By 1983, aged 63, he was farming a two-acre smallholding inherited from his father. He owned a buffalo and a cart, and lived in a small, mud-brick house. His Indian army pension was about £14 per month. Despite several suggestions from well-meaning friends that he should sell his VC, he would not countenance such a move. For him, the decoration represented more than simply his own wartime service – as far as he was concerned, to sell it would be to dishonour those of his comrades killed in the same battle.
In 1995, he visited London as a member of the Indian contingent for the 50th anniversary of the end of the second world war, and was presented to the Queen Mother and John Major. Although an increase in the annual £100 pension paid to VC holders was already under discussion, Singh took his chance to raise the subject with the Prime Minister. Shortly afterwards, it was announced that the pension would be increased to its present level of £1,300. With this additional help, Singh was able to retire from farming and give his wife, Vilma, to whom he was devoted, a more comfortable life.
Singh’s body was taken by the Indian army to his home village, where a crowd of more than a thousand, including representatives of the military, the Indian government and the British High Commission, had gathered for his funeral. After the laying of wreaths, artillery buglers sounded the Last Post and his elder son lit the funeral pyre to the accompaniment of rifle fire from the guard of honour.
Singh, whose wife predeceased him, is survived by two sons and a daughter, and several grandchildren.
The Guardian – 1 December 2005

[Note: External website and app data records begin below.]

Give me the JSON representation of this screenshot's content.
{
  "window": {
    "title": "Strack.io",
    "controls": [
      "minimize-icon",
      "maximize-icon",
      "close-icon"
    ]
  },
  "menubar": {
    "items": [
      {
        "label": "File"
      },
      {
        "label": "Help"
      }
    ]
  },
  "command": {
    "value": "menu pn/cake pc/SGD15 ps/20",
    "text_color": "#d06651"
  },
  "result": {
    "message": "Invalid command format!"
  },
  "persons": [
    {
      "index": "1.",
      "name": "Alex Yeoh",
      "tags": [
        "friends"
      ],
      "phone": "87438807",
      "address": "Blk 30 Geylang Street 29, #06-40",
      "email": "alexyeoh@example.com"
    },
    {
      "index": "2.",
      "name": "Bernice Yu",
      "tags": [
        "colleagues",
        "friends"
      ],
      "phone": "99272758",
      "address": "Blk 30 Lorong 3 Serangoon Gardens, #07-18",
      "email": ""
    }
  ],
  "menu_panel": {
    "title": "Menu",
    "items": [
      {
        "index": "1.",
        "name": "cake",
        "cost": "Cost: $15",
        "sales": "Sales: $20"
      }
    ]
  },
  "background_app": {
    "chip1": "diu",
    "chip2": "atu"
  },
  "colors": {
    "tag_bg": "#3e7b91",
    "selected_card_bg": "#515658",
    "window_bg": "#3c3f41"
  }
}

Supplement to The London Gazette of Tuesday, the 29th of May, 1945
War Office, 31st May, 194
The KING has been graciously pleased to approve the award of the VICTORIA CROSS to:
No. 44928 Havildar Umrao Singh, Indian Artillery.
In the Kaladan Valley, in Burma, on 15th/16th December, 1944, Havildar Umrao Singh was in charge of one gun in an advanced section of his battery when it was subjected to heavy fire from 75 mm. guns and mortars for 1½ hours prior to being attacked by two Companies of Japanese.
When the attack came he so inspired his gun detachment by his personal example and encouragement to fight and defend their gun, that they were able to beat off the attack with losses to the enemy.
Though twice wounded by grenades in the first attack, he again held off the second enemy attack by skilful control of his detachment’s small arms fire, and by manning a Bren gun himself which he fired over the shield of his gun at the Japanese who had got to within five yards range. Again the enemy were beaten off with heavy losses. Third and fourth attacks were also beaten off in the same manner by the resolute action and great courage of Havildar Umrao Singh.
By this time all his gun detachment had been killed or wounded with the exception of himself and two others.
When the final attack came, the other gun having been over-run and all his ammunition expended, he seized a gun bearer and calling once again on all who remained, he closed with the enemy in furious hand-to-hand fighting and was seen to strike down three Japanese in a desperate effort to save his gun, until he was overwhelmed and knocked senseless.
Six hours later, when a counter-attack restored the position, he was found in an exhausted state beside his gun and almost unrecognisable with seven severe wounds, and ten dead Japanese round him.
By his personal example and magnificent bravery Havildar Umrao Singh set a supreme example of gallantry and devotion to duty. When recovered, his gun was fit to fire and was in fact in action again and firing later that same day.